(What you are asked to do)
In the entries that follow, find every line containing "JSON" and copy it.

(Supplied data)
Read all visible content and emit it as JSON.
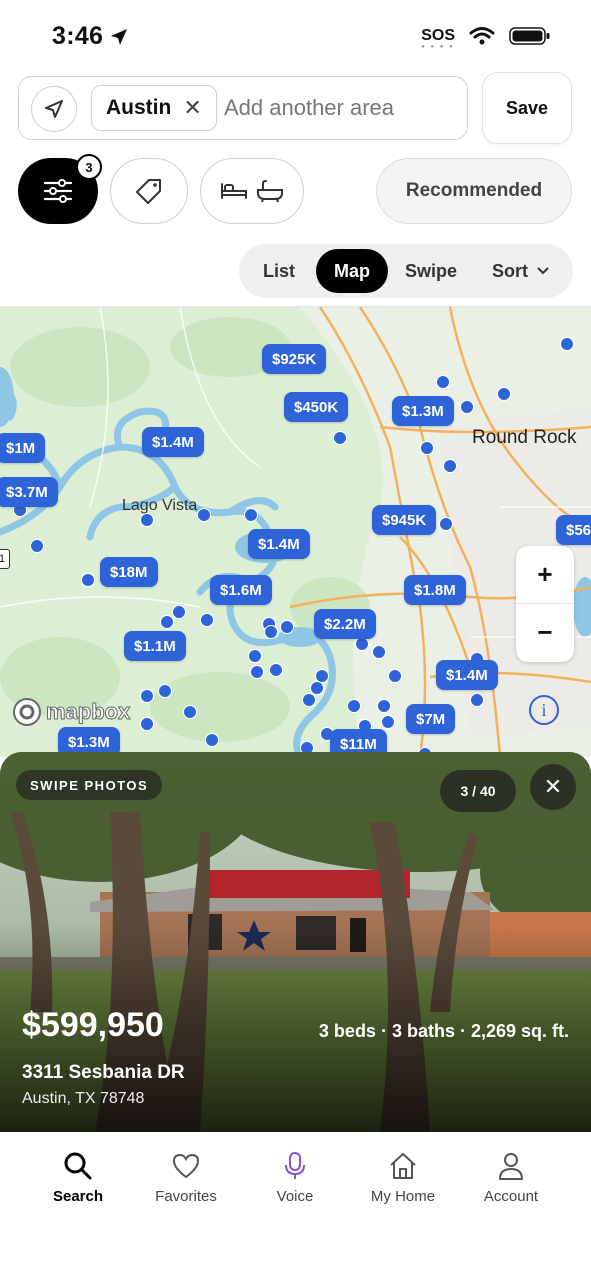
{
  "status_bar": {
    "time": "3:46",
    "sos": "SOS"
  },
  "search": {
    "chip_label": "Austin",
    "placeholder": "Add another area",
    "save_label": "Save"
  },
  "filters": {
    "badge_count": "3",
    "sort_option": "Recommended"
  },
  "view_toggle": {
    "list": "List",
    "map": "Map",
    "swipe": "Swipe",
    "sort": "Sort",
    "active": "Map"
  },
  "map": {
    "place_labels": {
      "round_rock": "Round Rock",
      "lago_vista": "Lago Vista",
      "attribution": "mapbox"
    },
    "price_pins": [
      "$925K",
      "$450K",
      "$1.3M",
      "$1M",
      "$1.4M",
      "$3.7M",
      "$945K",
      "$56",
      "$1.4M",
      "$18M",
      "$1.6M",
      "$1.8M",
      "$2.2M",
      "$1.1M",
      "$1.4M",
      "$7M",
      "$1.3M",
      "$11M"
    ],
    "edge_marker": "1",
    "zoom_in": "+",
    "zoom_out": "−"
  },
  "listing": {
    "swipe_hint": "SWIPE PHOTOS",
    "photo_counter": "3 / 40",
    "price": "$599,950",
    "specs": "3 beds · 3 baths · 2,269 sq. ft.",
    "street": "3311 Sesbania DR",
    "city": "Austin, TX 78748"
  },
  "nav": [
    {
      "label": "Search",
      "icon": "search-icon"
    },
    {
      "label": "Favorites",
      "icon": "heart-icon"
    },
    {
      "label": "Voice",
      "icon": "microphone-icon"
    },
    {
      "label": "My Home",
      "icon": "home-icon"
    },
    {
      "label": "Account",
      "icon": "person-icon"
    }
  ],
  "colors": {
    "pin_blue": "#2f63d8",
    "voice_purple": "#8a4fd8",
    "map_green": "#d9ecd2",
    "water": "#8fc6e6",
    "road_orange": "#f2b25c"
  }
}
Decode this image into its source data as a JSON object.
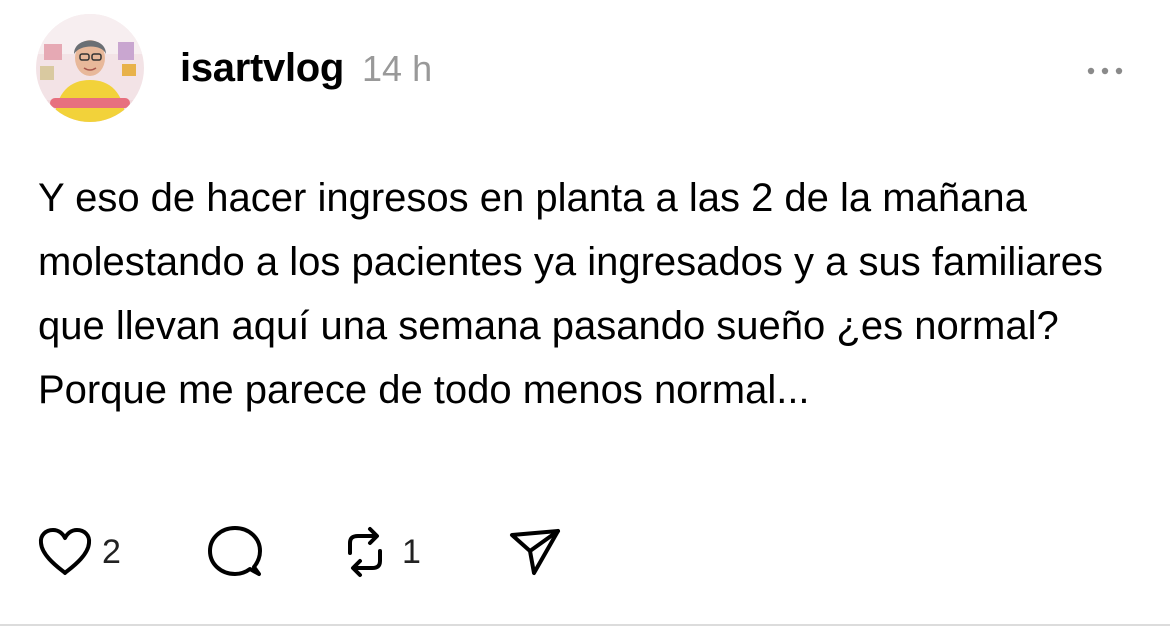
{
  "post": {
    "avatar_icon": "profile-photo",
    "username": "isartvlog",
    "timestamp": "14 h",
    "more_icon": "ellipsis-icon",
    "text": "Y eso de hacer ingresos en planta a las 2 de la mañana molestando a los pacientes ya ingresados y a sus familiares que llevan aquí una semana pasando sueño ¿es normal? Porque me parece de todo menos normal..."
  },
  "actions": {
    "like": {
      "icon": "heart-icon",
      "count": "2"
    },
    "reply": {
      "icon": "comment-icon"
    },
    "repost": {
      "icon": "repost-icon",
      "count": "1"
    },
    "share": {
      "icon": "send-icon"
    }
  },
  "colors": {
    "text": "#000000",
    "timestamp": "#999999",
    "icon": "#000000",
    "divider": "#dcdcdc"
  }
}
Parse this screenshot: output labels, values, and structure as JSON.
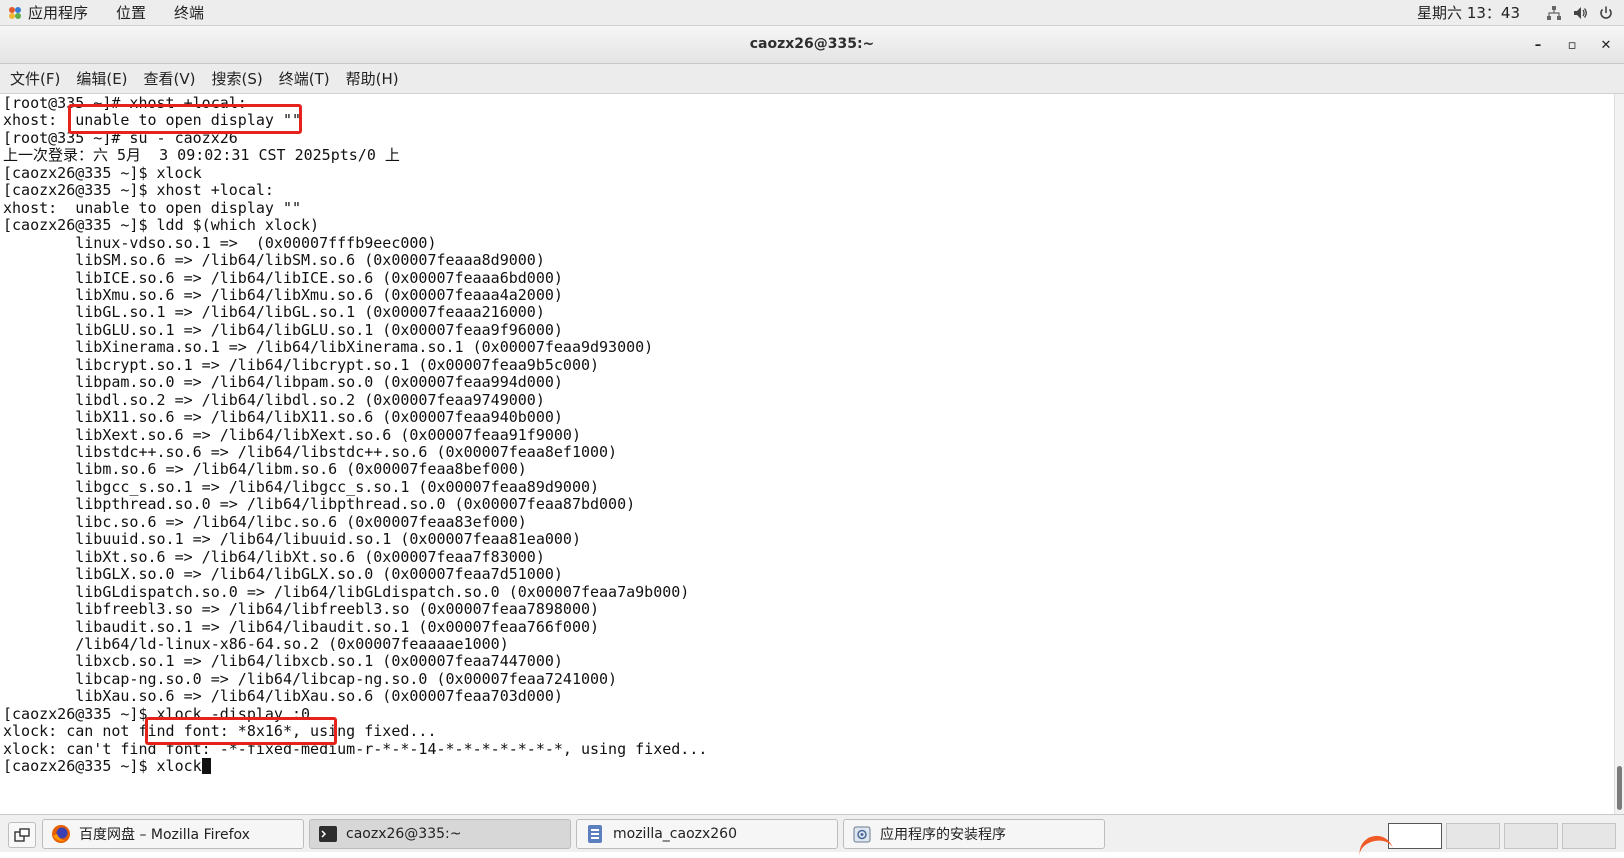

(Problem solution)
Read all visible content and emit it as JSON.
Decode this image into its source data as a JSON object.
Parse this screenshot: output labels, values, and structure as JSON.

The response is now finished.